PIERRE, S.D. (KELO) — A panel of state lawmakers has won changes from the governor’s administration for getting more real-estate appraisers in South Dakota.

The Legislature’s Rules Review Committee on Tuesday accepted the latest version of regulations for a new appraiser experience training program from the state Department of Labor and Regulation that will be taught at South Dakota State University.

The committee had held up an earlier version because it referred to memorandums of understanding that were to be developed later outside the rules process.

DLR Secretary Marcia Hultman spoke for the new changes. “Thank you for this opportunity to do something that hopefully will only take a few moments,” she said, before explaining that the department did what the legislators wanted.

Her comments came after the panel accepted a separate set of appraiser rules. Sandra Gresh, president for the Professional Appraisers Association of South Dakota, spoke in favor on both.

Said Hultman, “I would just like to point out that, as illustrated by the rules that just passed, that we’ve come a long way in working with our partners in this process, as demonstrated by the fact that we’re here on the same side of the issue and not in opposition.”

The new program would be in addition to the department’s supervisor-mentoree approach that’s been in place for decades.

Representative Ryan Cwach, a Yankton Democrat, asked Hultman to explain what was different this time. “Now we’ve gone through this twice. What exactly are you changing and then how is the program actually going to be administered?” he said.

Hultman replied, “So I’m afraid I’m not going to be able to give you the level of detail specifically you want. What this does is lays out the minimum requirements and removes the reference to MOU so there was no concern that anything or no authority was given to the provisions of the MOU.

“So,” Hultman continued, “the next step in the process is, we will begin to work with SDSU to determine the educational components that will help individuals meet the minimum requirements. Once that is established and as they work through that education, they’re still going to have to pass the same assessments, turn in the same appraisals to be reviewed in the same manner as anybody doing the traditional path with the same requirements.
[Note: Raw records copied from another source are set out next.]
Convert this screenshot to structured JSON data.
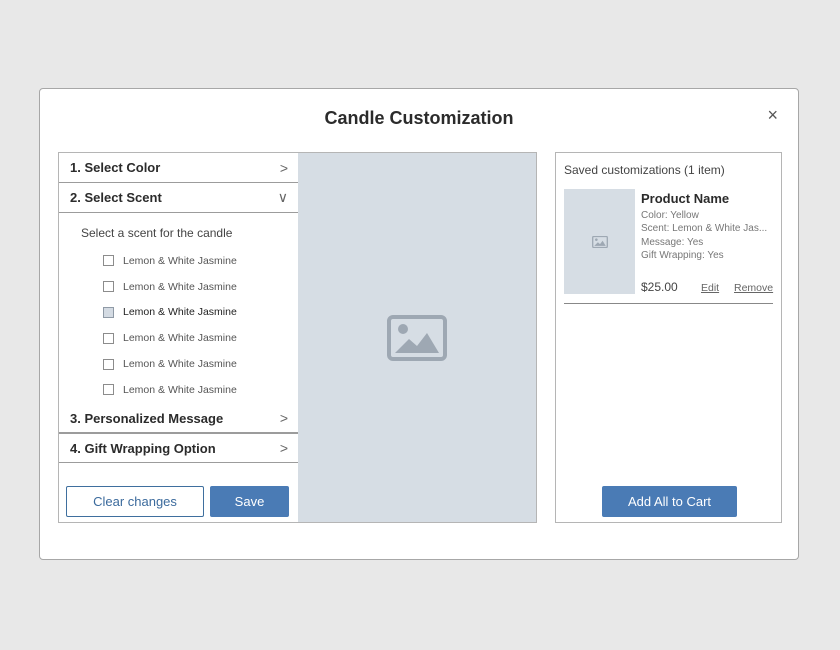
{
  "modal": {
    "title": "Candle Customization",
    "close_glyph": "×"
  },
  "steps": {
    "color": {
      "label": "1. Select Color",
      "chevron": ">"
    },
    "scent": {
      "label": "2. Select Scent",
      "chevron": "∨",
      "prompt": "Select a scent for the candle",
      "options": [
        {
          "label": "Lemon & White Jasmine",
          "checked": false
        },
        {
          "label": "Lemon & White Jasmine",
          "checked": false
        },
        {
          "label": "Lemon & White Jasmine",
          "checked": true
        },
        {
          "label": "Lemon & White Jasmine",
          "checked": false
        },
        {
          "label": "Lemon & White Jasmine",
          "checked": false
        },
        {
          "label": "Lemon & White Jasmine",
          "checked": false
        }
      ]
    },
    "message": {
      "label": "3. Personalized Message",
      "chevron": ">"
    },
    "gift": {
      "label": "4. Gift Wrapping Option",
      "chevron": ">"
    }
  },
  "actions": {
    "clear_label": "Clear changes",
    "save_label": "Save"
  },
  "preview": {
    "icon": "image-placeholder-icon"
  },
  "saved": {
    "title": "Saved customizations (1 item)",
    "item": {
      "name": "Product Name",
      "color": "Color: Yellow",
      "scent": "Scent: Lemon & White Jas...",
      "message": "Message: Yes",
      "gift": "Gift Wrapping: Yes",
      "price": "$25.00",
      "edit_label": "Edit",
      "remove_label": "Remove"
    },
    "cart_label": "Add All to Cart"
  },
  "colors": {
    "accent": "#4a7bb5",
    "placeholder_bg": "#d6dde4"
  }
}
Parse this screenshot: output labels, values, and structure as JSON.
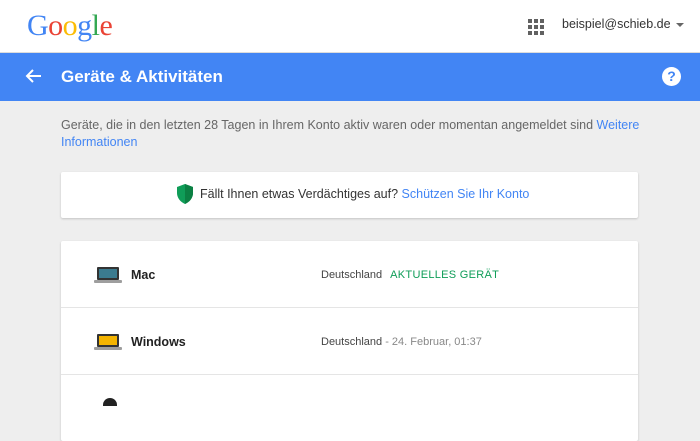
{
  "header": {
    "logo": "Google",
    "account": "beispiel@schieb.de"
  },
  "titlebar": {
    "title": "Geräte & Aktivitäten",
    "help_glyph": "?"
  },
  "intro": {
    "text": "Geräte, die in den letzten 28 Tagen in Ihrem Konto aktiv waren oder momentan angemeldet sind",
    "link": "Weitere Informationen"
  },
  "alert": {
    "text": "Fällt Ihnen etwas Verdächtiges auf?",
    "link": "Schützen Sie Ihr Konto"
  },
  "devices": [
    {
      "name": "Mac",
      "location": "Deutschland",
      "status": "AKTUELLES GERÄT",
      "icon": "laptop-icon"
    },
    {
      "name": "Windows",
      "location": "Deutschland",
      "status": " - 24. Februar, 01:37",
      "icon": "laptop-icon"
    }
  ],
  "colors": {
    "brand_blue": "#4285f4",
    "current_green": "#0f9d58",
    "shield_green": "#0f9d58"
  }
}
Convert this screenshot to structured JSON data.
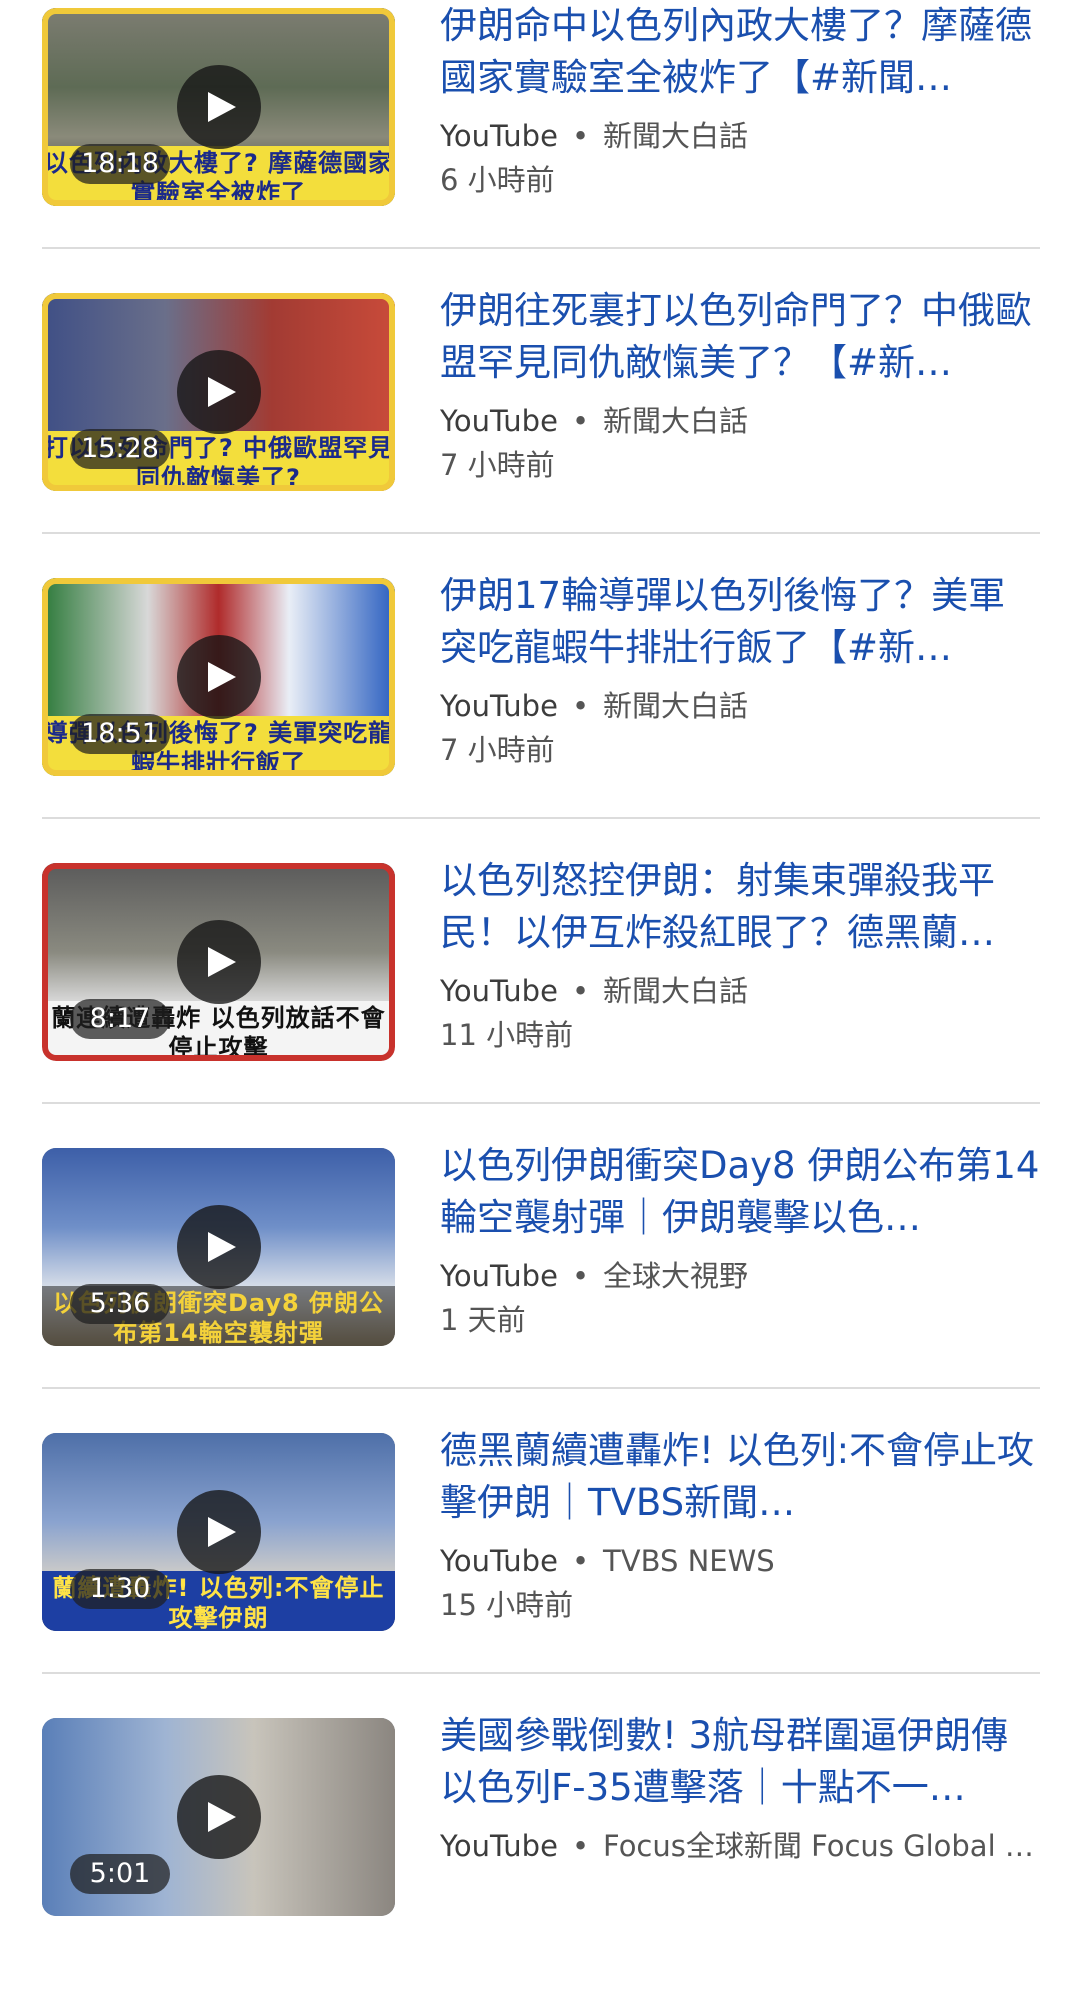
{
  "results": [
    {
      "title": "伊朗命中以色列內政大樓了？摩薩德國家實驗室全被炸了【#新聞…",
      "source": "YouTube",
      "channel": "新聞大白話",
      "time": "6 小時前",
      "duration": "18:18",
      "thumb_caption": "以色列內政大樓了? 摩薩德國家實驗室全被炸了",
      "thumb_style": "yellow"
    },
    {
      "title": "伊朗往死裏打以色列命門了？中俄歐盟罕見同仇敵愾美了？【#新…",
      "source": "YouTube",
      "channel": "新聞大白話",
      "time": "7 小時前",
      "duration": "15:28",
      "thumb_caption": "打以色列命門了? 中俄歐盟罕見同仇敵愾美了?",
      "thumb_style": "yellow"
    },
    {
      "title": "伊朗17輪導彈以色列後悔了？美軍突吃龍蝦牛排壯行飯了【#新…",
      "source": "YouTube",
      "channel": "新聞大白話",
      "time": "7 小時前",
      "duration": "18:51",
      "thumb_caption": "導彈以色列後悔了? 美軍突吃龍蝦牛排壯行飯了",
      "thumb_style": "yellow"
    },
    {
      "title": "以色列怒控伊朗：射集束彈殺我平民！以伊互炸殺紅眼了？德黑蘭…",
      "source": "YouTube",
      "channel": "新聞大白話",
      "time": "11 小時前",
      "duration": "8:17",
      "thumb_caption": "蘭連續遭轟炸 以色列放話不會停止攻擊",
      "thumb_style": "red"
    },
    {
      "title": "以色列伊朗衝突Day8 伊朗公布第14輪空襲射彈｜伊朗襲擊以色…",
      "source": "YouTube",
      "channel": "全球大視野",
      "time": "1 天前",
      "duration": "5:36",
      "thumb_caption": "以色列伊朗衝突Day8 伊朗公布第14輪空襲射彈",
      "thumb_style": "sky"
    },
    {
      "title": "德黑蘭續遭轟炸! 以色列:不會停止攻擊伊朗｜TVBS新聞…",
      "source": "YouTube",
      "channel": "TVBS NEWS",
      "time": "15 小時前",
      "duration": "1:30",
      "thumb_caption": "蘭續遭轟炸! 以色列:不會停止攻擊伊朗",
      "thumb_style": "tvbs"
    },
    {
      "title": "美國參戰倒數! 3航母群圍逼伊朗傳以色列F-35遭擊落｜十點不一…",
      "source": "YouTube",
      "channel": "Focus全球新聞 Focus Global …",
      "time": "",
      "duration": "5:01",
      "thumb_caption": "",
      "thumb_style": "building"
    }
  ],
  "meta_separator": "•",
  "colors": {
    "title": "#1a4fae",
    "meta": "#555555",
    "divider": "#dcdcdc"
  }
}
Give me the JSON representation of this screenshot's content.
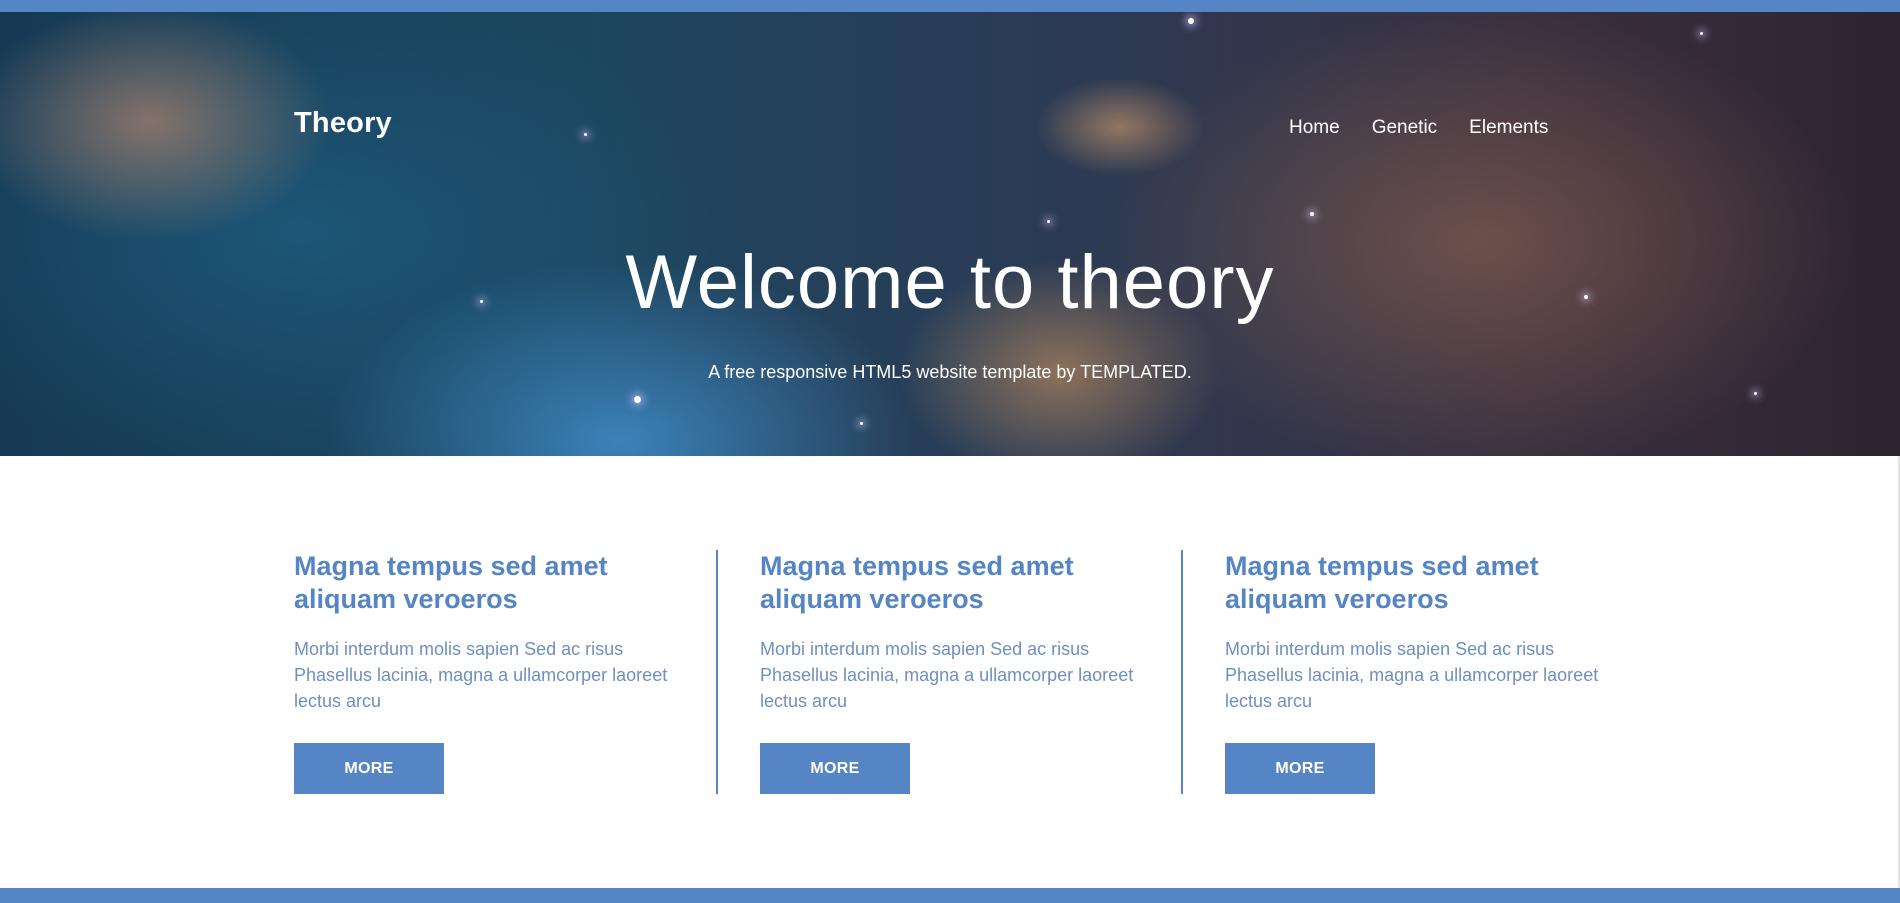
{
  "site": {
    "logo": "Theory",
    "nav": [
      "Home",
      "Genetic",
      "Elements"
    ]
  },
  "hero": {
    "title": "Welcome to theory",
    "subtitle": "A free responsive HTML5 website template by TEMPLATED."
  },
  "features": [
    {
      "title": "Magna tempus sed amet aliquam veroeros",
      "text": "Morbi interdum molis sapien Sed ac risus Phasellus lacinia, magna a ullamcorper laoreet lectus arcu",
      "button": "MORE"
    },
    {
      "title": "Magna tempus sed amet aliquam veroeros",
      "text": "Morbi interdum molis sapien Sed ac risus Phasellus lacinia, magna a ullamcorper laoreet lectus arcu",
      "button": "MORE"
    },
    {
      "title": "Magna tempus sed amet aliquam veroeros",
      "text": "Morbi interdum molis sapien Sed ac risus Phasellus lacinia, magna a ullamcorper laoreet lectus arcu",
      "button": "MORE"
    }
  ],
  "colors": {
    "accent": "#5585c5",
    "body_text": "#6f8fbf",
    "white": "#ffffff"
  }
}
So, those details are yet to be worked out, exactly what that individual will need to do to complete that training.”

Representative Jon Hansen, a Dell Rapids Republican, had led the objection that sent the department back to the negotiating table with the professional association. On Tuesday, he called for letting the department move ahead.

“It’s been discussed at length. And I appreciate the fact that the minimums have been placed in rule now, that the MOU is out of the rules — that was my primary concern. You’ve been responsive to that, so I’m grateful. Thank you,” Hansen told Hultman.